Dataset rows describing interfaces

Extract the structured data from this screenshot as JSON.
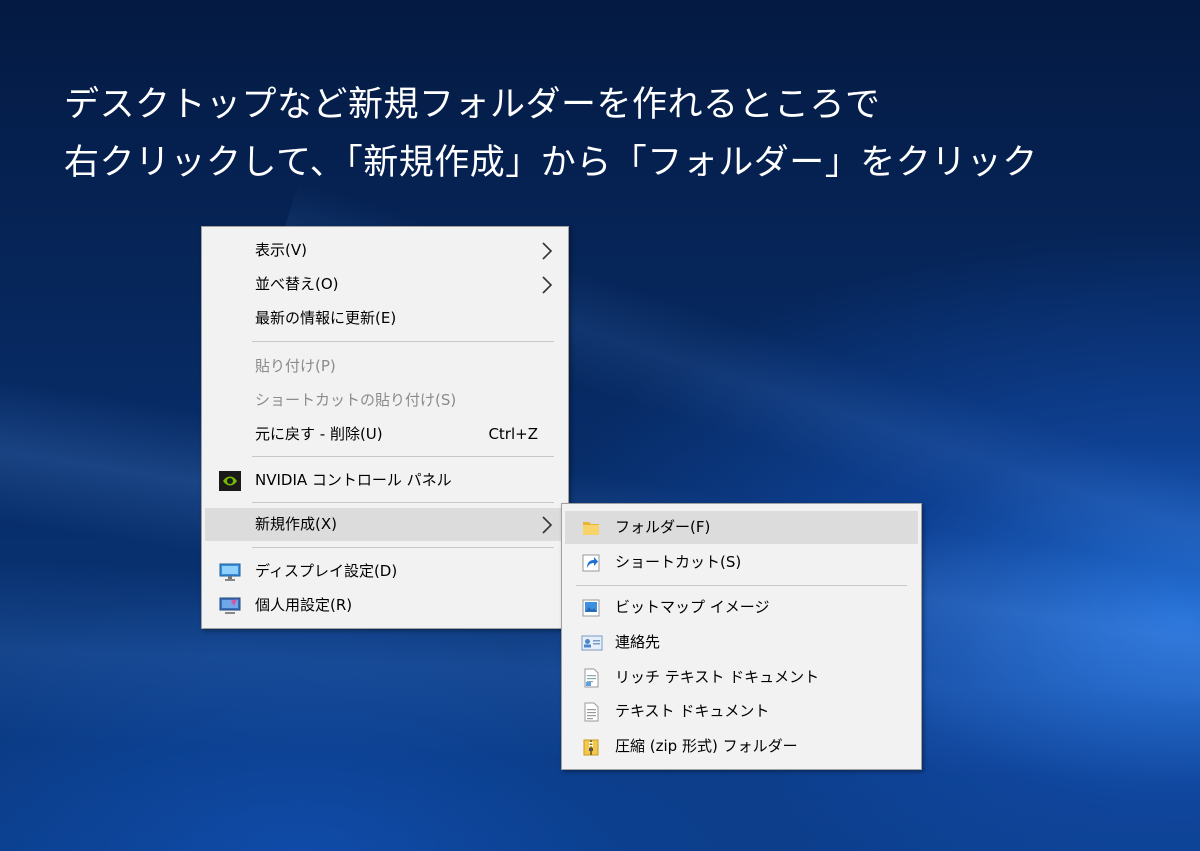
{
  "caption": {
    "line1": "デスクトップなど新規フォルダーを作れるところで",
    "line2": "右クリックして、「新規作成」から「フォルダー」をクリック"
  },
  "context_menu": {
    "view": "表示(V)",
    "sort": "並べ替え(O)",
    "refresh": "最新の情報に更新(E)",
    "paste": "貼り付け(P)",
    "paste_shortcut": "ショートカットの貼り付け(S)",
    "undo": "元に戻す - 削除(U)",
    "undo_shortcut": "Ctrl+Z",
    "nvidia": "NVIDIA コントロール パネル",
    "new": "新規作成(X)",
    "display_settings": "ディスプレイ設定(D)",
    "personalize": "個人用設定(R)"
  },
  "submenu": {
    "folder": "フォルダー(F)",
    "shortcut": "ショートカット(S)",
    "bitmap": "ビットマップ イメージ",
    "contact": "連絡先",
    "rich_text": "リッチ テキスト ドキュメント",
    "text": "テキスト ドキュメント",
    "zip": "圧縮 (zip 形式) フォルダー"
  },
  "colors": {
    "menu_bg": "#f2f2f2",
    "hover_bg": "#dcdcdc",
    "disabled_text": "#8b8b8b",
    "desktop_base": "#062a63"
  },
  "icons": {
    "nvidia": "nvidia-icon",
    "display": "display-icon",
    "personalize": "personalize-icon",
    "folder": "folder-icon",
    "shortcut": "shortcut-icon",
    "bitmap": "bitmap-icon",
    "contact": "contact-icon",
    "rich_text": "rich-text-icon",
    "text": "text-document-icon",
    "zip": "zip-folder-icon"
  }
}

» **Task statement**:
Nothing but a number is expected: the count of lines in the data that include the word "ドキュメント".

» **Task output**:
2